"By 1940 a discernible shift had taken place in Avery's attitude toward color. The dark palette of his previous work brightened and became more highly saturated. And he consistently introduced colors into compositions which, while related to reality, were not necessarily naturalistic...Although this use of non-associative color brought Avery closer to abstraction, compositionally he retained the more realistic pictorial structure of his Vermont landscapes - detailed, graphically articulated forms instead of the flat planes of color developed in the early thirties." (B. Haskell, Milton Avery, New York, 1982, p. 72) In Nude on a Red Stool, a work drenched in color, Avery's model and her curvilinear pose are set in direct opposition to the parallel diagonals of the floorboards and the rigid rectangle of the door and rear wall. The work is a precursor to the full maturation of Avery's style in 1944, chiefly in its use of the placement and interaction of color regions.

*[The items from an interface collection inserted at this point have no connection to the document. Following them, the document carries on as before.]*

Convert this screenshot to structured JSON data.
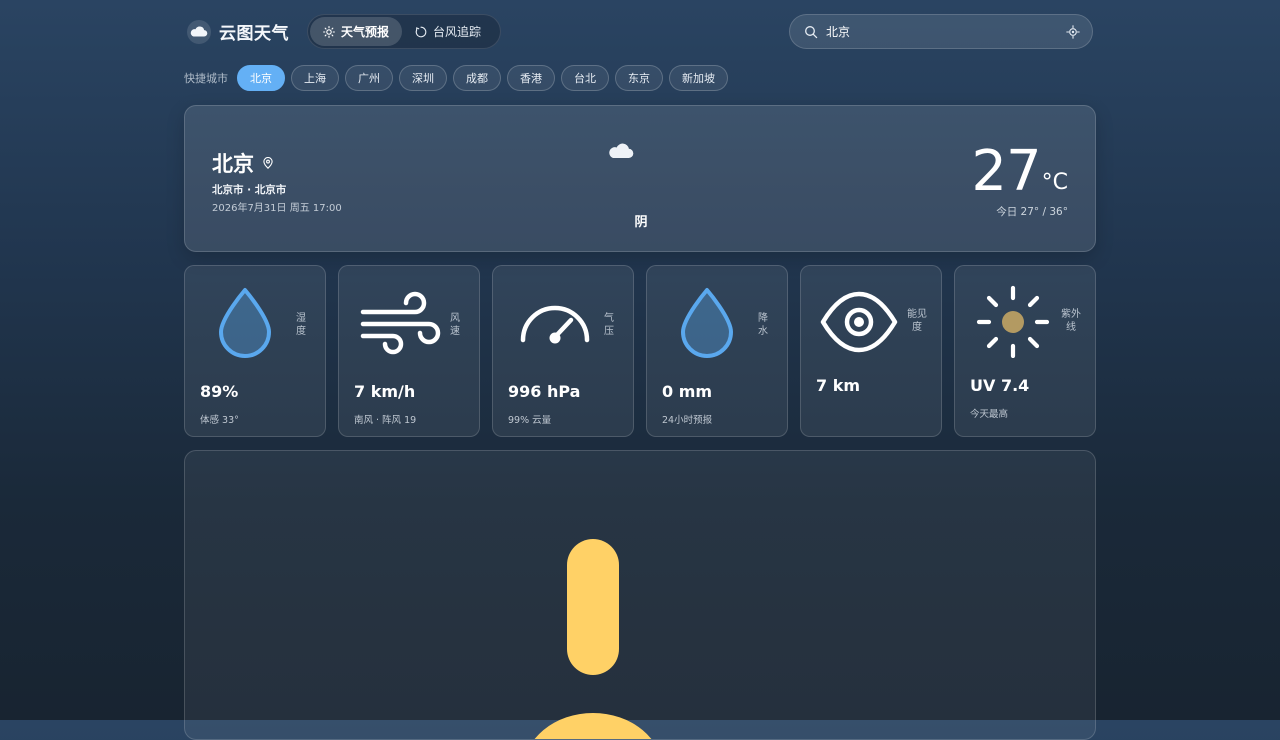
{
  "app": {
    "name": "云图天气",
    "logo_icon": "cloud-icon"
  },
  "tabs": [
    {
      "label": "天气预报",
      "icon": "sun-icon",
      "active": true
    },
    {
      "label": "台风追踪",
      "icon": "typhoon-icon",
      "active": false
    }
  ],
  "search": {
    "value": "北京",
    "icon": "search-icon",
    "locate_icon": "locate-icon"
  },
  "quick_cities": {
    "label": "快捷城市",
    "items": [
      "北京",
      "上海",
      "广州",
      "深圳",
      "成都",
      "香港",
      "台北",
      "东京",
      "新加坡"
    ],
    "active": "北京"
  },
  "current": {
    "city": "北京",
    "region": "北京市 · 北京市",
    "datetime": "2026年7月31日 周五 17:00",
    "condition": "阴",
    "condition_icon": "cloud-icon",
    "temperature": "27",
    "unit": "°C",
    "range": "今日 27° / 36°"
  },
  "metrics": [
    {
      "label": "湿度",
      "value": "89%",
      "sub": "体感 33°",
      "icon": "droplet-icon"
    },
    {
      "label": "风速",
      "value": "7 km/h",
      "sub": "南风 · 阵风 19",
      "icon": "wind-icon"
    },
    {
      "label": "气压",
      "value": "996 hPa",
      "sub": "99% 云量",
      "icon": "gauge-icon"
    },
    {
      "label": "降水",
      "value": "0 mm",
      "sub": "24小时预报",
      "icon": "droplet-icon"
    },
    {
      "label": "能见度",
      "value": "7 km",
      "sub": "",
      "icon": "eye-icon"
    },
    {
      "label": "紫外线",
      "value": "UV 7.4",
      "sub": "今天最高",
      "icon": "sun-icon"
    }
  ],
  "colors": {
    "accent": "#64b0f5",
    "droplet": "#5aa8ee",
    "sun_core": "#b39a62",
    "big_sun": "#ffd166"
  },
  "big_panel": {
    "icon": "sun-icon"
  }
}
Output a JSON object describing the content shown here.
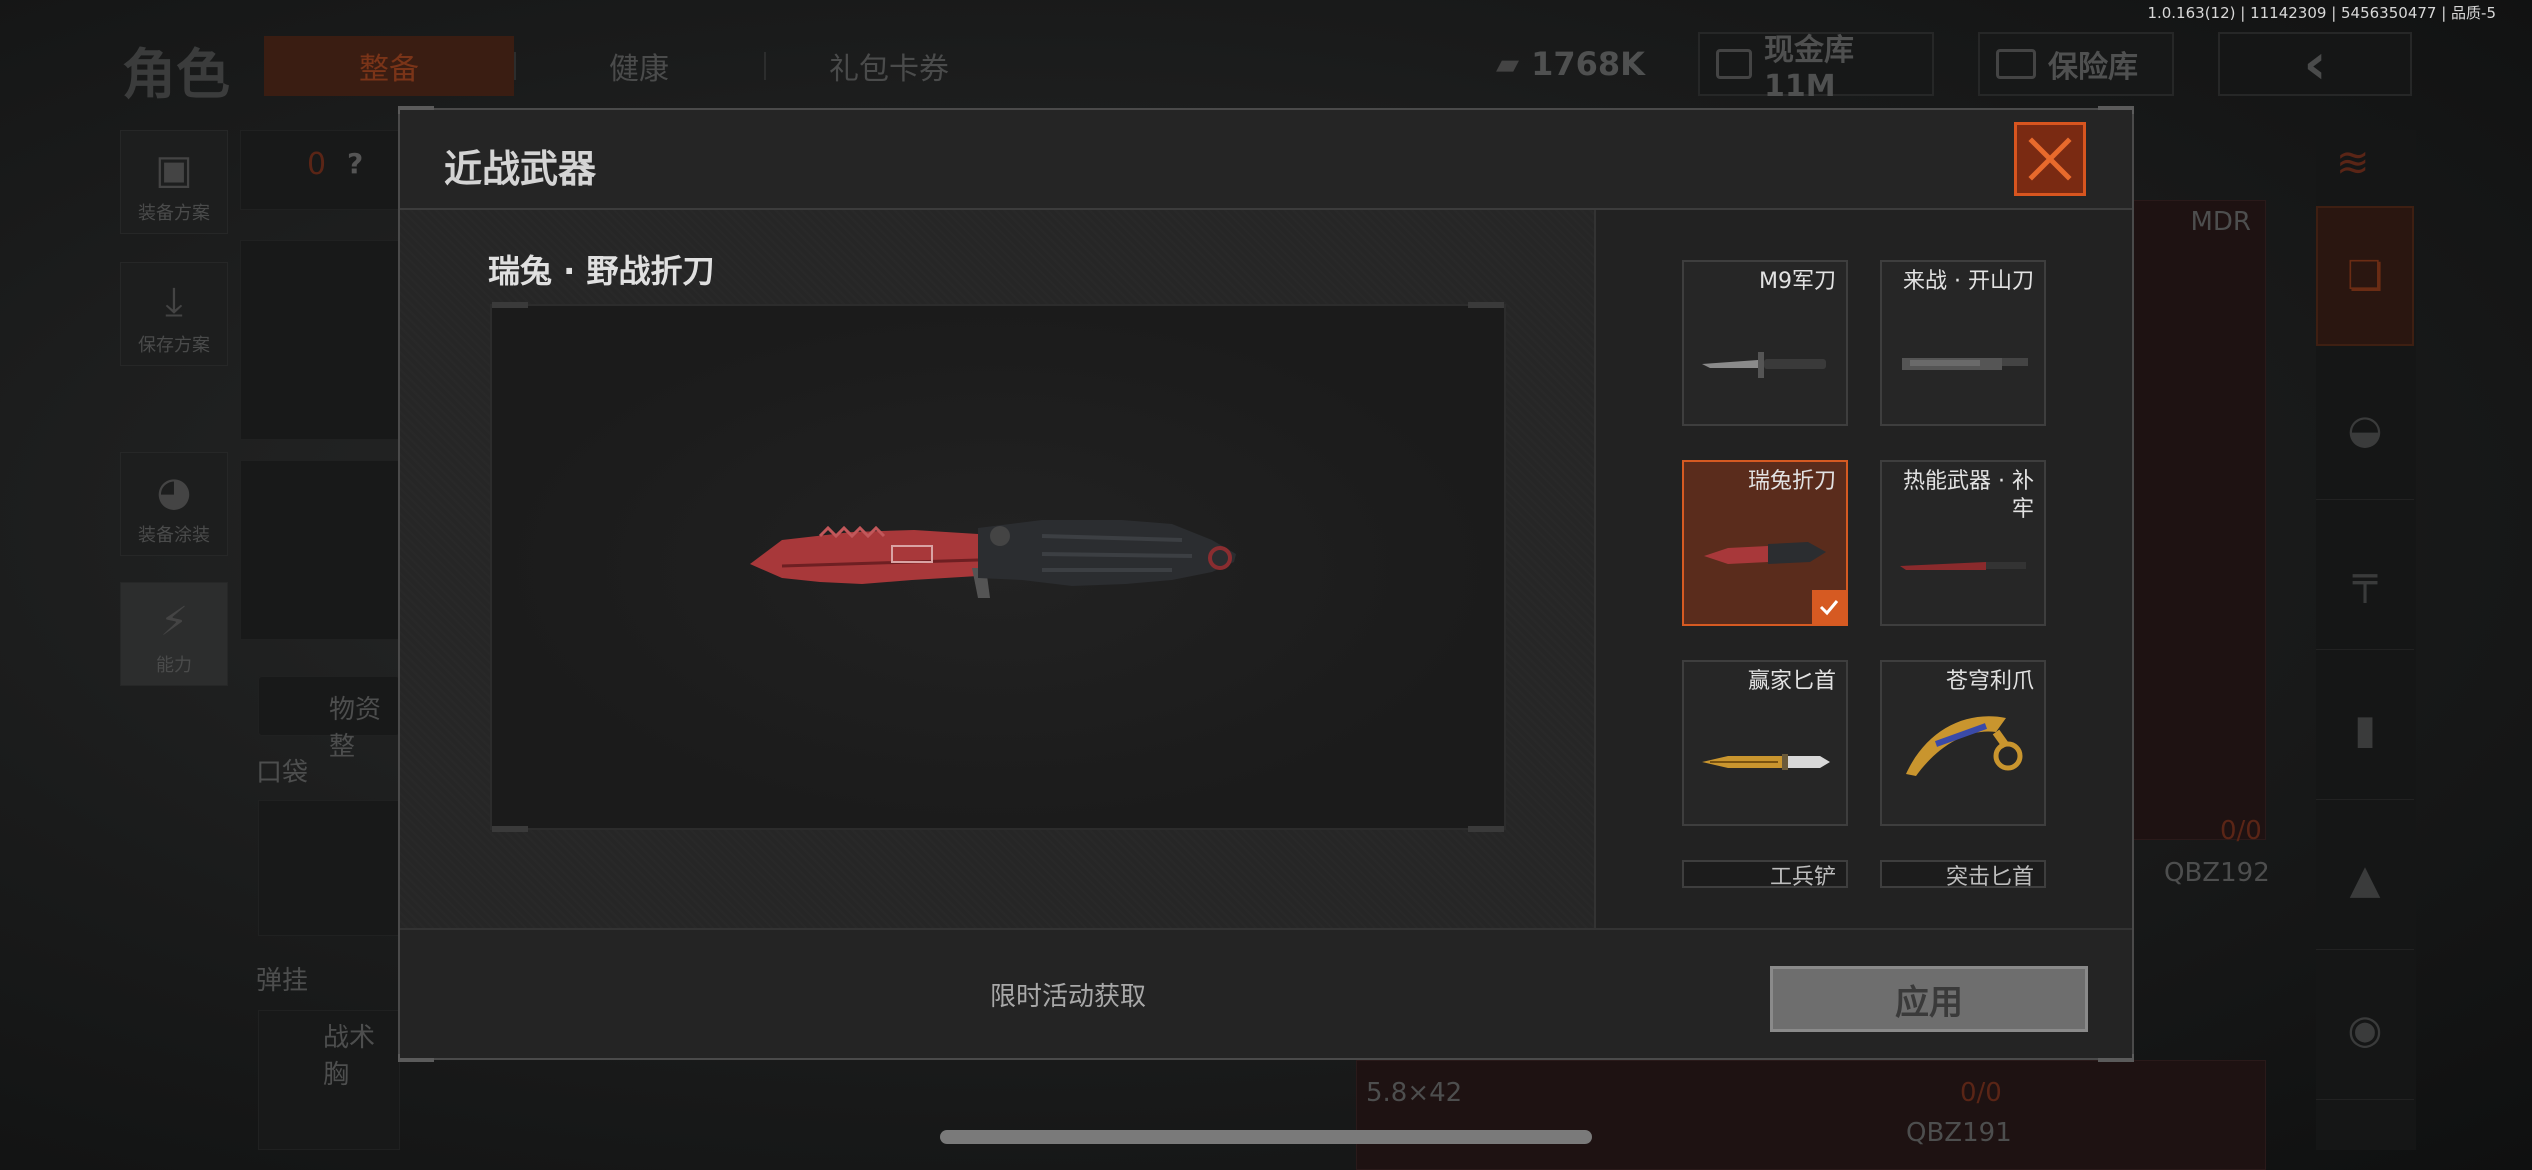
{
  "version_info": "1.0.163(12) | 11142309 | 5456350477 | 品质-5",
  "background": {
    "role_title": "角色",
    "tabs": [
      {
        "label": "整备",
        "active": true
      },
      {
        "label": "健康",
        "active": false
      },
      {
        "label": "礼包卡券",
        "active": false
      }
    ],
    "currency": "1768K",
    "cash_vault": "现金库 11M",
    "insurance_vault": "保险库",
    "side_buttons": [
      {
        "label": "装备方案"
      },
      {
        "label": "保存方案"
      },
      {
        "label": "装备涂装"
      },
      {
        "label": "能力"
      }
    ],
    "armor_count": "0",
    "help": "?",
    "supplies_label": "物资整",
    "pocket_label": "口袋",
    "rig_label": "弹挂",
    "vest_label": "战术胸",
    "weapon_mdr": "MDR",
    "ammo_count_1": "0/0",
    "weapon_qbz192": "QBZ192",
    "ammo_type": "5.8×42",
    "ammo_count_2": "0/0",
    "weapon_qbz191": "QBZ191"
  },
  "modal": {
    "title": "近战武器",
    "selected_name": "瑞兔 · 野战折刀",
    "items": [
      {
        "name": "M9军刀",
        "selected": false,
        "icon": "bayonet-icon"
      },
      {
        "name": "来战 · 开山刀",
        "selected": false,
        "icon": "machete-icon"
      },
      {
        "name": "瑞兔折刀",
        "selected": true,
        "icon": "red-folding-knife-icon"
      },
      {
        "name": "热能武器 · 补牢",
        "selected": false,
        "icon": "thermal-blade-icon"
      },
      {
        "name": "赢家匕首",
        "selected": false,
        "icon": "gold-dagger-icon"
      },
      {
        "name": "苍穹利爪",
        "selected": false,
        "icon": "karambit-icon"
      },
      {
        "name": "工兵铲",
        "selected": false,
        "icon": "shovel-icon"
      },
      {
        "name": "突击匕首",
        "selected": false,
        "icon": "assault-dagger-icon"
      }
    ],
    "source_text": "限时活动获取",
    "apply_label": "应用"
  },
  "colors": {
    "accent": "#d65a22",
    "selected_bg": "#5a2c1c",
    "knife_red": "#a8383a",
    "handle_dark": "#2b2d30"
  }
}
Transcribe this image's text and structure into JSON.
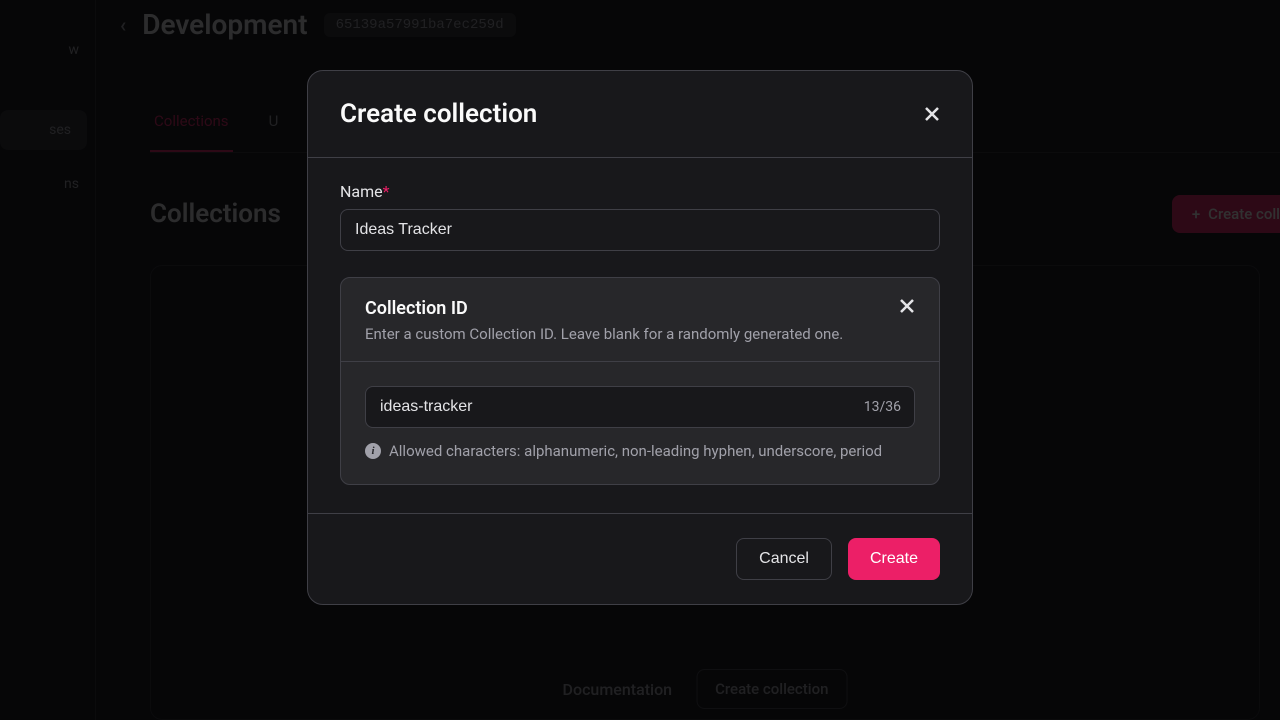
{
  "sidebar": {
    "items": [
      {
        "label": "w"
      },
      {
        "label": "ses"
      },
      {
        "label": "ns"
      }
    ]
  },
  "header": {
    "back_chevron": "‹",
    "title": "Development",
    "hash": "65139a57991ba7ec259d"
  },
  "tabs": [
    {
      "label": "Collections",
      "active": true
    },
    {
      "label": "U"
    }
  ],
  "section": {
    "title": "Collections",
    "create_button": "Create coll"
  },
  "empty_state": {
    "doc_link": "Documentation",
    "action_button": "Create collection"
  },
  "modal": {
    "title": "Create collection",
    "name_label": "Name",
    "name_value": "Ideas Tracker",
    "id_section": {
      "title": "Collection ID",
      "description": "Enter a custom Collection ID. Leave blank for a randomly generated one.",
      "value": "ideas-tracker",
      "char_count": "13/36",
      "hint": "Allowed characters: alphanumeric, non-leading hyphen, underscore, period"
    },
    "cancel_label": "Cancel",
    "create_label": "Create"
  }
}
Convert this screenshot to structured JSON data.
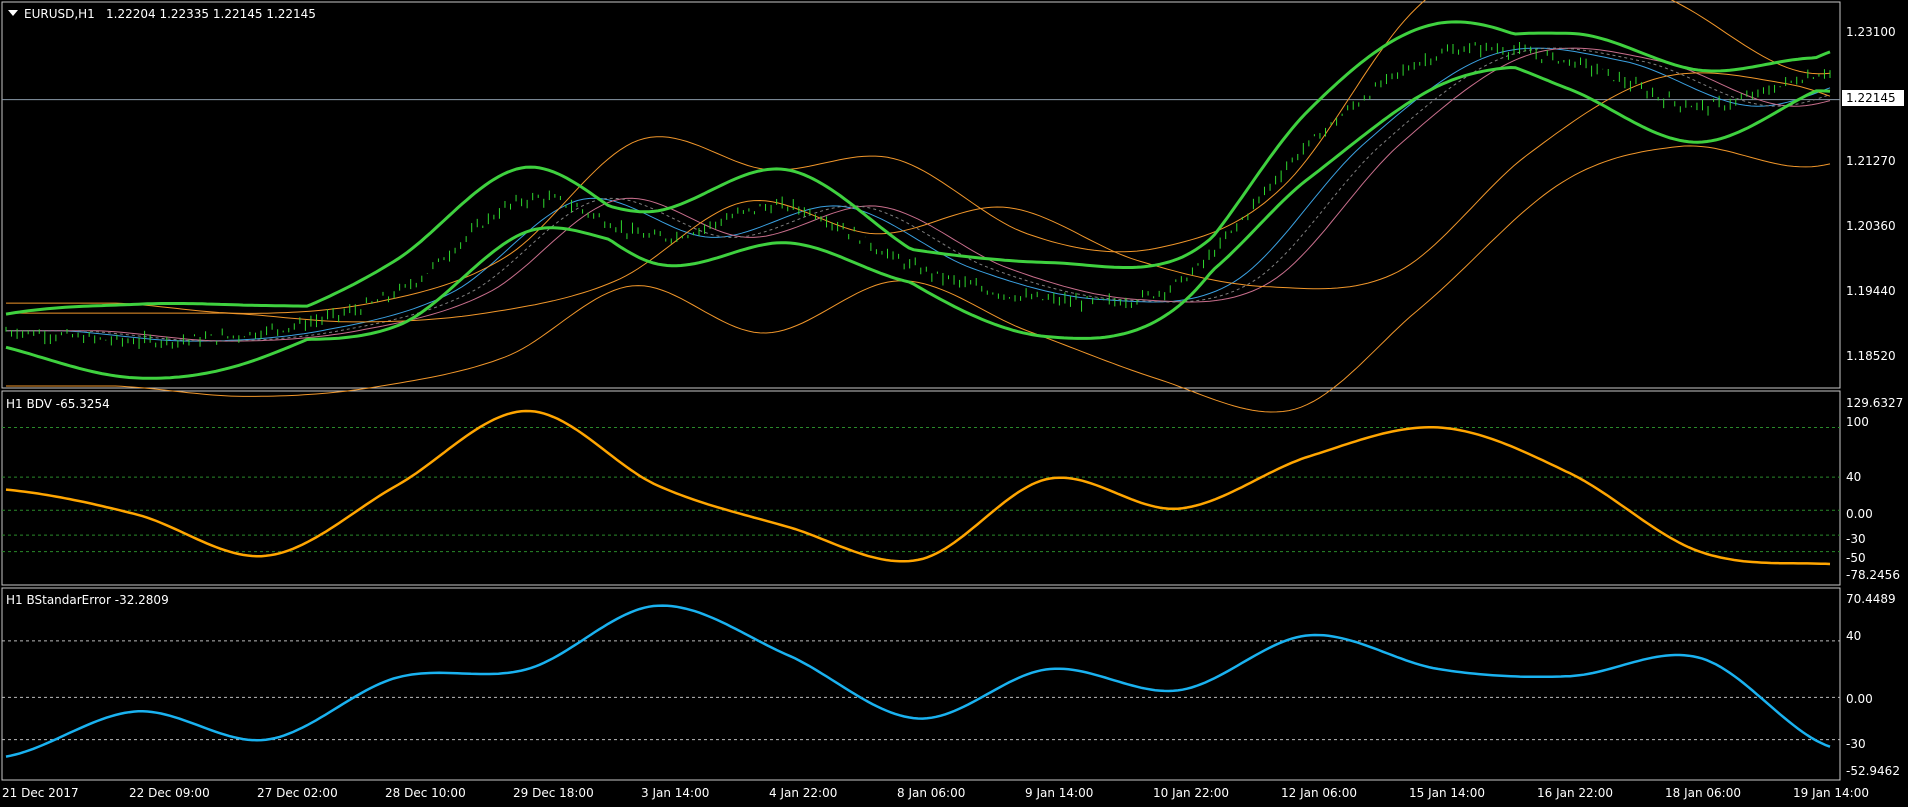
{
  "window": {
    "symbol_info": "EURUSD,H1",
    "ohlc": "1.22204 1.22335 1.22145 1.22145",
    "current_price": "1.22145",
    "price_ticks": [
      "1.23100",
      "1.21270",
      "1.20360",
      "1.19440",
      "1.18520"
    ],
    "time_labels": [
      "21 Dec 2017",
      "22 Dec 09:00",
      "27 Dec 02:00",
      "28 Dec 10:00",
      "29 Dec 18:00",
      "3 Jan 14:00",
      "4 Jan 22:00",
      "8 Jan 06:00",
      "9 Jan 14:00",
      "10 Jan 22:00",
      "12 Jan 06:00",
      "15 Jan 14:00",
      "16 Jan 22:00",
      "18 Jan 06:00",
      "19 Jan 14:00"
    ]
  },
  "bdv": {
    "label": "H1 BDV -65.3254",
    "axis_labels": [
      "129.6327",
      "100",
      "40",
      "0.00",
      "-30",
      "-50",
      "-78.2456"
    ],
    "color": "#ffa500"
  },
  "se": {
    "label": "H1 BStandarError -32.2809",
    "axis_labels": [
      "70.4489",
      "40",
      "0.00",
      "-30",
      "-52.9462"
    ],
    "color": "#1ab2f0"
  },
  "colors": {
    "bands": "#3fd13f",
    "candles": "#2ed82e",
    "orange": "#f0962a",
    "blue": "#3aa0e0",
    "pink": "#c86e8c",
    "grid": "#2a8a2a"
  },
  "chart_data": [
    {
      "type": "line",
      "title": "EURUSD,H1",
      "ylim": [
        1.18,
        1.235
      ],
      "x": [
        "21 Dec 2017",
        "22 Dec 09:00",
        "27 Dec 02:00",
        "28 Dec 10:00",
        "29 Dec 18:00",
        "3 Jan 14:00",
        "4 Jan 22:00",
        "8 Jan 06:00",
        "9 Jan 14:00",
        "10 Jan 22:00",
        "12 Jan 06:00",
        "15 Jan 14:00",
        "16 Jan 22:00",
        "18 Jan 06:00",
        "19 Jan 14:00"
      ],
      "series": [
        {
          "values": [
            1.188,
            1.1865,
            1.188,
            1.1935,
            1.207,
            1.2015,
            1.206,
            1.197,
            1.1925,
            1.195,
            1.215,
            1.228,
            1.227,
            1.2205,
            1.2255
          ]
        }
      ]
    },
    {
      "type": "line",
      "title": "H1 BDV -65.3254",
      "ylim": [
        -78.2456,
        129.6327
      ],
      "y_ticks": [
        100,
        40,
        0,
        -30,
        -50
      ],
      "x": [
        "21 Dec 2017",
        "22 Dec 09:00",
        "27 Dec 02:00",
        "28 Dec 10:00",
        "29 Dec 18:00",
        "3 Jan 14:00",
        "4 Jan 22:00",
        "8 Jan 06:00",
        "9 Jan 14:00",
        "10 Jan 22:00",
        "12 Jan 06:00",
        "15 Jan 14:00",
        "16 Jan 22:00",
        "18 Jan 06:00",
        "19 Jan 14:00"
      ],
      "series": [
        {
          "values": [
            25,
            -5,
            -55,
            30,
            120,
            30,
            -20,
            -60,
            38,
            2,
            65,
            100,
            45,
            -50,
            -65
          ]
        }
      ]
    },
    {
      "type": "line",
      "title": "H1 BStandarError -32.2809",
      "ylim": [
        -52.9462,
        70.4489
      ],
      "y_ticks": [
        40,
        0,
        -30
      ],
      "x": [
        "21 Dec 2017",
        "22 Dec 09:00",
        "27 Dec 02:00",
        "28 Dec 10:00",
        "29 Dec 18:00",
        "3 Jan 14:00",
        "4 Jan 22:00",
        "8 Jan 06:00",
        "9 Jan 14:00",
        "10 Jan 22:00",
        "12 Jan 06:00",
        "15 Jan 14:00",
        "16 Jan 22:00",
        "18 Jan 06:00",
        "19 Jan 14:00"
      ],
      "series": [
        {
          "values": [
            -42,
            -10,
            -30,
            14,
            20,
            65,
            30,
            -15,
            20,
            5,
            44,
            20,
            15,
            28,
            -35
          ]
        }
      ]
    }
  ]
}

This painting will be included in Dr. Marla Price's forthcoming catalogue raisonné of the works of Milton Avery.